click to enlarge
Now that Republicans control the legislature for the first time since the Civil War, Democrats are demanding an end to gerrymandering for the first time since the Civil War. Today, Congressmen John Tanner, Jim Cooper and others introduced what they named the FAIR Act
to stop gerrymandering: "the political power grab that too often cripples Congress' ability to work together on bipartisan solutions." Right.
It also too often cripples an incumbent's ability to win reelection when the opposing party is redrawing the district lines. Depending on the results of the 2010 election, redistricting could make life really difficult for Tanner, Bart Gordon and Lincoln Davis. Their troubles are over if the FAIR Act passes. Under that bill, a bipartisan commission in each state would draw that state's congressional map exactly once every 10 years, following the release of new Census data. Reform is urgent, says Tanner:
"We must reform the system so the people can elect their representatives instead of allowing politicians to select their constituents with computer software based on strictly political considerations. When politicians draw district lines, it often favors political partisanship and self-protection over public interest. Gerrymandered districts breed partisanship and discourage members of Congress from working across the aisle on real solutions to the challenges facing our country."
: Looks like Tanner first introduced this bill in 2005 when Democrats still held some power. But even then, he knew what was coming.
Email from Tanner flack Randy Ford: "I just wanted to point out that Congressman Tanner has been working on this issue for 3 Congresses now.
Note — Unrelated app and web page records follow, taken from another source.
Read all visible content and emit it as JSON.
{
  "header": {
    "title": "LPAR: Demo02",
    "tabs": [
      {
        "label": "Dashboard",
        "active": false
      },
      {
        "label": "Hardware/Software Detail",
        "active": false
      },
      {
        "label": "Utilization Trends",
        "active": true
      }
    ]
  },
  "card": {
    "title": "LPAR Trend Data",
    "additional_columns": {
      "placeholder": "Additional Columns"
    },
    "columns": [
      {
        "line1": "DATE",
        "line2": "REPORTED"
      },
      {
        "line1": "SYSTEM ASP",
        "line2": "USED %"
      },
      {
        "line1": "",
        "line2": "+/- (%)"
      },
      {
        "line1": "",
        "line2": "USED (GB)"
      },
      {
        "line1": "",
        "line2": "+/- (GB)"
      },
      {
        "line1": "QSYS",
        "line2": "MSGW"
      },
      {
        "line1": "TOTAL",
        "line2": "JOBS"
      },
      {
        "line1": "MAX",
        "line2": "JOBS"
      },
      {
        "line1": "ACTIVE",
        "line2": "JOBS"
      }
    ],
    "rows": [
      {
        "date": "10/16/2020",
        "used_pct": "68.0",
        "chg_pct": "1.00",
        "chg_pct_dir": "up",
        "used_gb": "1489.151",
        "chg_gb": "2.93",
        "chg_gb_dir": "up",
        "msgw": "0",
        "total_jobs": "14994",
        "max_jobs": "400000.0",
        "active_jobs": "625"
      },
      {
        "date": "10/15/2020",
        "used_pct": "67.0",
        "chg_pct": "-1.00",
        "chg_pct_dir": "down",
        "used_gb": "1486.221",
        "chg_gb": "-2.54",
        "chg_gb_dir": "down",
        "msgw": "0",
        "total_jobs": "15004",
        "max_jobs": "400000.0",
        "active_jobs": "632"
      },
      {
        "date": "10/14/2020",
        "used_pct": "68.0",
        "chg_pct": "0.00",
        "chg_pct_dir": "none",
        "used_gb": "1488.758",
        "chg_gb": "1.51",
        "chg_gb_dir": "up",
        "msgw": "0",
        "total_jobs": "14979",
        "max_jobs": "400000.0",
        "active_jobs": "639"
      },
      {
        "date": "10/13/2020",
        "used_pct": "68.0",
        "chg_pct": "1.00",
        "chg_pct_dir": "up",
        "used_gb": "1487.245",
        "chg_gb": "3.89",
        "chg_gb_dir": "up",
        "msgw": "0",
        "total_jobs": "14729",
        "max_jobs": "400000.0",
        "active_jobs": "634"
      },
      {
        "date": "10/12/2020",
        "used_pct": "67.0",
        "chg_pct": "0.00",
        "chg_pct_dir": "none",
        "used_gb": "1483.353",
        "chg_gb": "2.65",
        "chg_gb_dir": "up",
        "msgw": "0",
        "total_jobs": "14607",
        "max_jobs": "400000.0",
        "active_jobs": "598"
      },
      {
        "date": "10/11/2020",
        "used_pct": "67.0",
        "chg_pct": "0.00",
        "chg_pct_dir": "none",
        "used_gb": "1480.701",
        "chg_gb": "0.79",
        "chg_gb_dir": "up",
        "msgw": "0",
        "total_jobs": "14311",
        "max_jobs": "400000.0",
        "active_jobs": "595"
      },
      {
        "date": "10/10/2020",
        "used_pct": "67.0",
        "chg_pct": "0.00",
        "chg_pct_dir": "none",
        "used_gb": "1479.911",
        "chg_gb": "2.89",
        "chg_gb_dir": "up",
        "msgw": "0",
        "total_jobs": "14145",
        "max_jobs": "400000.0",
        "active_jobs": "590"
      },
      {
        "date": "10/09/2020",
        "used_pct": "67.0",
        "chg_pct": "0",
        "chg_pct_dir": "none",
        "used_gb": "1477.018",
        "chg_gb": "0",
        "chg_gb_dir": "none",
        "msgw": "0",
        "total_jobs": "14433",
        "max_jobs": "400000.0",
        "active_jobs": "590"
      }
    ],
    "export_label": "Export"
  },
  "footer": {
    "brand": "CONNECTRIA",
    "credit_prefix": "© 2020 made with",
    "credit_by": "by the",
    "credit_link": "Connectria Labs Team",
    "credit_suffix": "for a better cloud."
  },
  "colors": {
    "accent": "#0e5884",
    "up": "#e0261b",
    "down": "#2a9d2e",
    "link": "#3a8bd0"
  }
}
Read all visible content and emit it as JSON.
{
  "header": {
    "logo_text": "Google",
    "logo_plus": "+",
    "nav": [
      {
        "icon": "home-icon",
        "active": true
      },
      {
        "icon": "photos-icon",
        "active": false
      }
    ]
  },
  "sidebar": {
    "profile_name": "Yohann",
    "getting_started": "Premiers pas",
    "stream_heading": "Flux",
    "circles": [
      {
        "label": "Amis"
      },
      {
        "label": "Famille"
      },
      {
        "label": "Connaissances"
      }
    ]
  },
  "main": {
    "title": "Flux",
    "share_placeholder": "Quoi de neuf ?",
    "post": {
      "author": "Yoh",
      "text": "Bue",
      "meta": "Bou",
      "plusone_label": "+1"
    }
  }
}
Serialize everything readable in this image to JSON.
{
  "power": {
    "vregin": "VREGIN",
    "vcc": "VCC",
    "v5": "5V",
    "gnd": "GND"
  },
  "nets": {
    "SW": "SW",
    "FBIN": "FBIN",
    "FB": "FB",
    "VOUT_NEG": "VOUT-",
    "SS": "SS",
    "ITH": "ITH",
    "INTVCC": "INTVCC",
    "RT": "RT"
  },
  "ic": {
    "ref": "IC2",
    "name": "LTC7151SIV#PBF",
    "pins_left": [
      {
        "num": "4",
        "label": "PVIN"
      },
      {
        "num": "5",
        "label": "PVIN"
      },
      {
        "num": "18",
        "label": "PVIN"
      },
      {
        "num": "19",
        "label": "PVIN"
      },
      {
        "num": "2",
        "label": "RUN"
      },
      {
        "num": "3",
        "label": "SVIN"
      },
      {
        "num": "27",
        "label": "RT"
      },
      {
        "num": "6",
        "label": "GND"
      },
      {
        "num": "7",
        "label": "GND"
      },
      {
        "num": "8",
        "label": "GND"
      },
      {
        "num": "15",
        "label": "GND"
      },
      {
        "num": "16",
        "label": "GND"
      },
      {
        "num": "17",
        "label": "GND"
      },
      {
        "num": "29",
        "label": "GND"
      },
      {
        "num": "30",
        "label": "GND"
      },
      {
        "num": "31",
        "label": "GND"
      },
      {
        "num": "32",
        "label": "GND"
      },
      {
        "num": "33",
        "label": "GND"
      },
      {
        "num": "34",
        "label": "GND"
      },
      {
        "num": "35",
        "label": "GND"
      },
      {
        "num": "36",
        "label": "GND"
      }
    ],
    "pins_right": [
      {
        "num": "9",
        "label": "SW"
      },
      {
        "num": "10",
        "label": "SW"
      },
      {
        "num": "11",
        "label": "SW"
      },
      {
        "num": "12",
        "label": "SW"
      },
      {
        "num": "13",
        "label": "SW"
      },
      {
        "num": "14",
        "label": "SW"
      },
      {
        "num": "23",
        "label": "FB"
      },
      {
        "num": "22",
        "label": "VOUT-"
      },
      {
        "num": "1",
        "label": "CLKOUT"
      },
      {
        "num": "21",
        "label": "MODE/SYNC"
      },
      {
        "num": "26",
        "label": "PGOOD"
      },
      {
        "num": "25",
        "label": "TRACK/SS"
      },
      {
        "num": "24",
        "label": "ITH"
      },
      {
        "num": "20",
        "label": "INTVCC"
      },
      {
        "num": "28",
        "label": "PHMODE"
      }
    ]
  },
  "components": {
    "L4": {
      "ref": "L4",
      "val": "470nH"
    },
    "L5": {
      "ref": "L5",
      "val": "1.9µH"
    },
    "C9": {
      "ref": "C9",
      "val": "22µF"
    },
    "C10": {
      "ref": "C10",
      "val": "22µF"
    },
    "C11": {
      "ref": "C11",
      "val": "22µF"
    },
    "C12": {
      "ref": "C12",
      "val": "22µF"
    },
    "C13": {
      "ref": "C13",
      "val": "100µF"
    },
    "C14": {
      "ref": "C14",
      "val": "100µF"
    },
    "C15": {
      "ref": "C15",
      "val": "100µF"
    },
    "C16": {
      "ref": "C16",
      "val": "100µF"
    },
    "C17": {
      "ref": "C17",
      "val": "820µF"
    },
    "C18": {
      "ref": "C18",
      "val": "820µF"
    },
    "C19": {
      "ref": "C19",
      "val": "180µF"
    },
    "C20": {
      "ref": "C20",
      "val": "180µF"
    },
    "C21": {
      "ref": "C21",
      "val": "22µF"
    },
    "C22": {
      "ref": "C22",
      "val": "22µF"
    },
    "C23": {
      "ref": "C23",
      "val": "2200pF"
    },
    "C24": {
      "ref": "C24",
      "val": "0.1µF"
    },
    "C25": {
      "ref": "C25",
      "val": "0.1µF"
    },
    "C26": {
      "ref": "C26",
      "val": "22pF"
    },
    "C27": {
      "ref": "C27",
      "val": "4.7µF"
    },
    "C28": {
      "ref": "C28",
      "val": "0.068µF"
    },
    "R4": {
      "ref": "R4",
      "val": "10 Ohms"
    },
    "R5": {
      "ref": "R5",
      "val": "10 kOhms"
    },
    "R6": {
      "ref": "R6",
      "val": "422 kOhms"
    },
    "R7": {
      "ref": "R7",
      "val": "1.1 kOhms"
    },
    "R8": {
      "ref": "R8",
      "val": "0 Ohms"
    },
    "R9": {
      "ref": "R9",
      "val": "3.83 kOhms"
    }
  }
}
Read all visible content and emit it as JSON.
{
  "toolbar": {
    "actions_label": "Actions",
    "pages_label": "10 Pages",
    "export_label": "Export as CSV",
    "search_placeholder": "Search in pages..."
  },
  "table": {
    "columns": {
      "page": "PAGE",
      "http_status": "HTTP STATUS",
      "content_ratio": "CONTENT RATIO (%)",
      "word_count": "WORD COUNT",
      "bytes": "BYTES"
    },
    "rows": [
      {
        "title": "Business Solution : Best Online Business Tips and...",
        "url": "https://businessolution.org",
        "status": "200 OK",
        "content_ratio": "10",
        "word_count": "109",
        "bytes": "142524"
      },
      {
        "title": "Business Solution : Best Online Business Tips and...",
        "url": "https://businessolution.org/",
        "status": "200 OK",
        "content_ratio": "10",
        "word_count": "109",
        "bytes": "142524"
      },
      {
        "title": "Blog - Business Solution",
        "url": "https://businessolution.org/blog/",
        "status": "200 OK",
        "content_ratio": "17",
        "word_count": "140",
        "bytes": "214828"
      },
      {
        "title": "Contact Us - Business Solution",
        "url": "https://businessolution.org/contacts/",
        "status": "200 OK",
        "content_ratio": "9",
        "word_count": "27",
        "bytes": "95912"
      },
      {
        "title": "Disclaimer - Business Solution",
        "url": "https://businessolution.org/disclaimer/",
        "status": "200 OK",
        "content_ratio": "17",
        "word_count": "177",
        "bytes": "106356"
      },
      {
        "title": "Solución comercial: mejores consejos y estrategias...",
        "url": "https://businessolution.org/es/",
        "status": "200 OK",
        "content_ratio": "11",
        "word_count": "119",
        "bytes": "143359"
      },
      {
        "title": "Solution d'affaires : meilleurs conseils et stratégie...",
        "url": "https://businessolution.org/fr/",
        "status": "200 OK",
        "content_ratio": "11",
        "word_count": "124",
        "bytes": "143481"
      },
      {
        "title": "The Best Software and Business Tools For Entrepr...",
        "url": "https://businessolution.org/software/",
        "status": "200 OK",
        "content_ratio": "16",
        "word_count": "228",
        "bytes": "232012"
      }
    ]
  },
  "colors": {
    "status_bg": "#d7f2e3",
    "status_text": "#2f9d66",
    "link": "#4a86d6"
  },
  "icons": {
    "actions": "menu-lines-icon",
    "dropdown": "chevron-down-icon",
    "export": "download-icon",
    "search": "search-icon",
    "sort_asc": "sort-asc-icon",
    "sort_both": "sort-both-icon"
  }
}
Congressman Cooper has been a supportive co-sponsor all along, and Congressman Wamp was the lead Republican sponsor in the 109th and 110th Congresses."